TCR Holiday Special 1998
reads us a Christmas poem entitled, Gerbilicious
The silver maple shrugs its shoulders, undresses, leaving
its cover all over the floor, and it's getting cold out.
A firebush tries to warm it -- in the newly turned field,
the three gerbils (Earl and Mister Magic and Spot)
are out for exercise and exploring the furrows.
How is it that the wet of the first frosts remembers
the spring dew? Why is it the foul dirt of weeping
joins other soils in the sweet, deep possibilities
of forgiveness, and new tracks? Earl is the most
adventurous of gerbils, tracks far smells as they move
down, down toward the pond's bed. The rest
of the congregation follows slowly. Above them,
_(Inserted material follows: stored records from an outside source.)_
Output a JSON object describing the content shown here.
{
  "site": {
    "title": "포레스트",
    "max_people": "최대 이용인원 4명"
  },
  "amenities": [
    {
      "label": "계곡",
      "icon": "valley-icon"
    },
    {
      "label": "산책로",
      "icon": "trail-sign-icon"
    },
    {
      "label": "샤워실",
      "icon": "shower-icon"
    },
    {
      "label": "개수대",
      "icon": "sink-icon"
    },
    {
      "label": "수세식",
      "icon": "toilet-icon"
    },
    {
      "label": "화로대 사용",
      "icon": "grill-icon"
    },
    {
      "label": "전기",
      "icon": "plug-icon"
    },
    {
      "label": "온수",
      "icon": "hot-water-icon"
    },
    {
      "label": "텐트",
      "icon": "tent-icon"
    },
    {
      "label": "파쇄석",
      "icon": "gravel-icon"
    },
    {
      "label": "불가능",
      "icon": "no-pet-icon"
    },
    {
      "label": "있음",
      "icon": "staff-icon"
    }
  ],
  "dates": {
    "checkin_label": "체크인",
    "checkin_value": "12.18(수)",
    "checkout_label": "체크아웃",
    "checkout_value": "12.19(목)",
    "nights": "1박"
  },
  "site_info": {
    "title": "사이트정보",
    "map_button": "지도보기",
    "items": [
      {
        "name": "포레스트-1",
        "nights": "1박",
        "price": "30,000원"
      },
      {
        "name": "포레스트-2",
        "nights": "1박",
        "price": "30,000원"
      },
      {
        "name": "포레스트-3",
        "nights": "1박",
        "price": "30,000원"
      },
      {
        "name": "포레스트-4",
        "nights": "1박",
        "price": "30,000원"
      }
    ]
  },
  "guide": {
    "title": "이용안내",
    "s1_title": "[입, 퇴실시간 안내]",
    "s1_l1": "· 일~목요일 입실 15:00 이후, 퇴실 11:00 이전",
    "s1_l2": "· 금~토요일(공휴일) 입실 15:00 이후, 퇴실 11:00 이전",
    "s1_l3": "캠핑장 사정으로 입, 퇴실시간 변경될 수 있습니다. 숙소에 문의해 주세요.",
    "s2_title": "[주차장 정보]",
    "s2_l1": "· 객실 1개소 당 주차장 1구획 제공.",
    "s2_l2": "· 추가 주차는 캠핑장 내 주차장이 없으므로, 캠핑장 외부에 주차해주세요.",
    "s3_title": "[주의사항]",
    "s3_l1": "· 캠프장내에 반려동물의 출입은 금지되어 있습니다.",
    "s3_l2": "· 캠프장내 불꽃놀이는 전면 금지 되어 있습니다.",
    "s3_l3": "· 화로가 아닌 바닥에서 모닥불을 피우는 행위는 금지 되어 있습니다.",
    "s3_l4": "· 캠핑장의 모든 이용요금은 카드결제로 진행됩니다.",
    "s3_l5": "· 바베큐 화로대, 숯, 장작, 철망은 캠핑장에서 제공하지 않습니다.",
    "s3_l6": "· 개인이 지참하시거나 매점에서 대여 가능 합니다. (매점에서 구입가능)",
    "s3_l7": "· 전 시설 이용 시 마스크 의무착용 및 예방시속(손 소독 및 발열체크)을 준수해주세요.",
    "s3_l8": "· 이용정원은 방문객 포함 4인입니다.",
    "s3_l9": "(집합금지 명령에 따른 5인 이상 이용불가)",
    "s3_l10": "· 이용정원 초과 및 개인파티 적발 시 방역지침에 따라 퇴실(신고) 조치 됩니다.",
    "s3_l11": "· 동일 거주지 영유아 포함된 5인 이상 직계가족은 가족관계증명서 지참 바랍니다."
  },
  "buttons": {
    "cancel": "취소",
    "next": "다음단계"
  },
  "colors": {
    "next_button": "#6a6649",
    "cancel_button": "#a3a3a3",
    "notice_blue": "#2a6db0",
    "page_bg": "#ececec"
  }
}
and to the side, a naked tree. There is time
before darkness, and Earl turns, and asks, "What
shall we render unto the Lord for His goodness
to us?" The other wise gerbils look to him
(Mister Magic has a piece of root in his mouth)
and the knowing they return begs human knowledge.
They know what we would not admit to,
that the meanest of drunks are the ones drunk
with power, that the way of the wicked makes itself
outcast, that the rarest of traits are generosity
and gratitude, so rare they are the only ones
truly remembered. Truly, like the spring dew at first frost.
They know because animals do not have souls,
they are souls.
To the one side, a naked tree, perfect and still.
The Cortland Review